Glenn has been Sakowitz’s personal hero since 1998, when as a second-grader he watched the 77-year-old senator return to space aboard the shuttle Discovery. Glenn, of course, is best known as the first American to orbit the earth, in the Mercury capsule Friendship 7 on February 20, 1962. “My grandparents were at the tickertape parade for Glenn in 1962,” says Sakowitz, and they brought back buttons and other mementos that they later shared with him. He says Glenn’s space shuttle flight, during which he became the oldest person ever to fly in space, “had a tremendous impact on me.”

Currently pursuing a master’s degree in history at St. John’s University in Queens, Sakowitz notes: “I had the great privilege of meeting Glenn several times, the first in 2014. He was extremely humble, a good listener. Some of our conversations were remarkable.” He asked Glenn why he thought Ohio became a leader in aviation, with native sons such as the Wright brothers and Neil Armstrong. “He said Ohio had a pioneer spirit and tradition of rugged individualism,” qualities that helped foster an environment of creative thinking and experimentation among the state’s early aviators, and later led 24 Ohio natives to become astronauts.

While Glenn’s service as an astronaut and U.S. senator is well known, his time in the Marine Corps has garnered less attention. After earning his pilot’s certificate in July 1941 under the Civilian Pilot Train­ing Program, Glenn enlisted in the Army Air Corps following the Japanese attack on Pearl Harbor. When he wasn’t called up, Glenn enlisted as a naval aviation cadet, and later transferred to the Marine Corps. He flew 59 combat missions in F4U Corsairs in the Pacific, and went on to fly 90 combat sorties during two Korean War tours.

John Glenn with student Adam Sakowitz in June 2016. (Adam Sakowitz)

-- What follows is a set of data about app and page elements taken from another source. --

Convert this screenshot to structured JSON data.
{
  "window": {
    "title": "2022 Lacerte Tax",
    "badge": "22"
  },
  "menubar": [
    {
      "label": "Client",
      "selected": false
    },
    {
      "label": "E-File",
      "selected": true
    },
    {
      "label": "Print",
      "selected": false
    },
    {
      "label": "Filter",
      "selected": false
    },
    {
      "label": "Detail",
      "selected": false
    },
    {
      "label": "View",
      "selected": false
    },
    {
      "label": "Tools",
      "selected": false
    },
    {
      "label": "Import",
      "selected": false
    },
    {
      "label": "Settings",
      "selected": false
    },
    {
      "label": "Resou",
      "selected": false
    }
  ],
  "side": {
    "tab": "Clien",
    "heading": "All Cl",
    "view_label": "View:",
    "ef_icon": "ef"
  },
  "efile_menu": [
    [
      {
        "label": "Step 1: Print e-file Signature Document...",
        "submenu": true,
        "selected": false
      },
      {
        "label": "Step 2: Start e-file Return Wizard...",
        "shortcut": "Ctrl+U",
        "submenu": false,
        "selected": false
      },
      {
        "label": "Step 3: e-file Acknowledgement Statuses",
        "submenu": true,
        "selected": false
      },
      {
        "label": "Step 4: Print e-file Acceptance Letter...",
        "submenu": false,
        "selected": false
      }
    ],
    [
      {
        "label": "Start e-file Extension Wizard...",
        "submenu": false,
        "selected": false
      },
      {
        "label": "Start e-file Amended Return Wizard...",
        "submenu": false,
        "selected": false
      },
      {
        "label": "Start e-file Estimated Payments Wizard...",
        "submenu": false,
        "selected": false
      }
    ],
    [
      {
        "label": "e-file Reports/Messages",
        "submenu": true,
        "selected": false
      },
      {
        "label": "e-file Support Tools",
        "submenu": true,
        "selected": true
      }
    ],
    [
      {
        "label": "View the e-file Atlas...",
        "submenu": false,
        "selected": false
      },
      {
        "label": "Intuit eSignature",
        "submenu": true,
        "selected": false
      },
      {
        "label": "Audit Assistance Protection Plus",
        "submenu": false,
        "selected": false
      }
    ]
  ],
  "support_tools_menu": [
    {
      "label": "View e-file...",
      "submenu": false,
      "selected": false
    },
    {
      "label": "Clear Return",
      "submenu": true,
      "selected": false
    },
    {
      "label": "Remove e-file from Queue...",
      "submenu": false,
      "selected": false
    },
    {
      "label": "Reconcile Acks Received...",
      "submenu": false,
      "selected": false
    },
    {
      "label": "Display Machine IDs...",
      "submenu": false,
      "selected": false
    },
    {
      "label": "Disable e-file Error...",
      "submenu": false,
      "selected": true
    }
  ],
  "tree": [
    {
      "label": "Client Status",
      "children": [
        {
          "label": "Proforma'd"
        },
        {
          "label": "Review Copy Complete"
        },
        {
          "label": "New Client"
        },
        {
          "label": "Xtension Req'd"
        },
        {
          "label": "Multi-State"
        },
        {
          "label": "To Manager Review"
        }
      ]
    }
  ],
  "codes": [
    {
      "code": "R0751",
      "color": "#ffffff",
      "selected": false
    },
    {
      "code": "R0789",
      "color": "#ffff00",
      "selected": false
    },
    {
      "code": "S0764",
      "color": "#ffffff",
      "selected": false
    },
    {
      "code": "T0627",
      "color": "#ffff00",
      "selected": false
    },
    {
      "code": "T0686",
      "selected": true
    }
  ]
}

Sakowitz thinks those early years in combat informed Glenn’s later attitudes toward nuclear proliferation—the theme of a graduate paper he recently prepared. “These men who came back from World War II lost friends and saw the horrors of war,” he explains, “and their experiences changed them for the rest of their lives.” In his paper he cites two incidents in particular that profoundly affected Glenn: the loss of his good friend and wingman 1st Lt. Miles F. Goodman Jr. to anti-aircraft fire on July 9, 1944, and a mission that December in which he dropped a new weapon—napalm—for the first time. Of the former Glenn wrote in his autobiography, “…war had suddenly become very, very personal”; of the latter, “It was terrible to think what it was like on the ground in the middle of those flames.”

“I had been through World War II and Korea and knew what happens in conventional war,” Glenn wrote. “The horror of a nuclear holocaust was beyond imagining.” As a senator, that belief led him to become the chief architect of the Nuclear Non-Proliferation Act of 1978.

“Our country’s young people could learn so much from John Glenn,” says Sakowitz. To read his research paper, “A Soldier Prays for Peace,” click here.